Task objective
Please print the records below exactly as they are written.

▶

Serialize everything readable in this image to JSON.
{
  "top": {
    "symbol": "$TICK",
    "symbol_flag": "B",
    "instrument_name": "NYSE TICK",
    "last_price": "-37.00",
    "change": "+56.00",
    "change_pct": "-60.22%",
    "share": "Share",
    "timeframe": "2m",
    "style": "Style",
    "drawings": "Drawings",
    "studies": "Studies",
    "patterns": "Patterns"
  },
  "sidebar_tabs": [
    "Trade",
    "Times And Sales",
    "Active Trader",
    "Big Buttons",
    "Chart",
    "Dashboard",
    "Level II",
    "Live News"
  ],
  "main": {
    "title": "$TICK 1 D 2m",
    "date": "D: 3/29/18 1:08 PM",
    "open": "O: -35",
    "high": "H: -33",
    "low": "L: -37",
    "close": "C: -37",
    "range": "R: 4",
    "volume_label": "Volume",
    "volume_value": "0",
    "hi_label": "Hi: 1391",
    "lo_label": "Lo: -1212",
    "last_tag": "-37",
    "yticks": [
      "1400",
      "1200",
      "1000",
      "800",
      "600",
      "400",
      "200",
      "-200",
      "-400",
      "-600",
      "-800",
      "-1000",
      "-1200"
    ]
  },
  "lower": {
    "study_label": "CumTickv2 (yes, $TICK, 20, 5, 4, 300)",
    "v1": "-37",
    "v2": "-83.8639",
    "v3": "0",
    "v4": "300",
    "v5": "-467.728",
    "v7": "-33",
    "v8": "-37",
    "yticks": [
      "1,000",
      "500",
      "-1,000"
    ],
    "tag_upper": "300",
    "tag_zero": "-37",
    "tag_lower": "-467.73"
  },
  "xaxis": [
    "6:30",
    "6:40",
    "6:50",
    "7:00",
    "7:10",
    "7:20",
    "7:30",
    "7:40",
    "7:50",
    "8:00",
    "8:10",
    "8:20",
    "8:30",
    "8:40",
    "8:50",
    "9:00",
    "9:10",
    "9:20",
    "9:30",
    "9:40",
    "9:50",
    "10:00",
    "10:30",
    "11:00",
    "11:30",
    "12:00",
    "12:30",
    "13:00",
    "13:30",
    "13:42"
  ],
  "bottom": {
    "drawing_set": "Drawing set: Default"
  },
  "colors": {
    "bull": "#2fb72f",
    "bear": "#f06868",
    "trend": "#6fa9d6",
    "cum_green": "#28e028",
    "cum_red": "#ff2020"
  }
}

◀

Your response
Serialize everything readable in this image to JSON.
{
  "top": {
    "symbol": "$TICK",
    "symbol_flag": "B",
    "instrument_name": "NYSE TICK",
    "last_price": "-37.00",
    "change": "+56.00",
    "change_pct": "-60.22%",
    "share": "Share",
    "timeframe": "2m",
    "style": "Style",
    "drawings": "Drawings",
    "studies": "Studies",
    "patterns": "Patterns"
  },
  "sidebar_tabs": [
    "Trade",
    "Times And Sales",
    "Active Trader",
    "Big Buttons",
    "Chart",
    "Dashboard",
    "Level II",
    "Live News"
  ],
  "main": {
    "title": "$TICK 1 D 2m",
    "date": "D: 3/29/18 1:08 PM",
    "open": "O: -35",
    "high": "H: -33",
    "low": "L: -37",
    "close": "C: -37",
    "range": "R: 4",
    "volume_label": "Volume",
    "volume_value": "0",
    "hi_label": "Hi: 1391",
    "lo_label": "Lo: -1212",
    "last_tag": "-37",
    "yticks": [
      "1400",
      "1200",
      "1000",
      "800",
      "600",
      "400",
      "200",
      "-200",
      "-400",
      "-600",
      "-800",
      "-1000",
      "-1200"
    ]
  },
  "lower": {
    "study_label": "CumTickv2 (yes, $TICK, 20, 5, 4, 300)",
    "v1": "-37",
    "v2": "-83.8639",
    "v3": "0",
    "v4": "300",
    "v5": "-467.728",
    "v7": "-33",
    "v8": "-37",
    "yticks": [
      "1,000",
      "500",
      "-1,000"
    ],
    "tag_upper": "300",
    "tag_zero": "-37",
    "tag_lower": "-467.73"
  },
  "xaxis": [
    "6:30",
    "6:40",
    "6:50",
    "7:00",
    "7:10",
    "7:20",
    "7:30",
    "7:40",
    "7:50",
    "8:00",
    "8:10",
    "8:20",
    "8:30",
    "8:40",
    "8:50",
    "9:00",
    "9:10",
    "9:20",
    "9:30",
    "9:40",
    "9:50",
    "10:00",
    "10:30",
    "11:00",
    "11:30",
    "12:00",
    "12:30",
    "13:00",
    "13:30",
    "13:42"
  ],
  "bottom": {
    "drawing_set": "Drawing set: Default"
  },
  "colors": {
    "bull": "#2fb72f",
    "bear": "#f06868",
    "trend": "#6fa9d6",
    "cum_green": "#28e028",
    "cum_red": "#ff2020"
  }
}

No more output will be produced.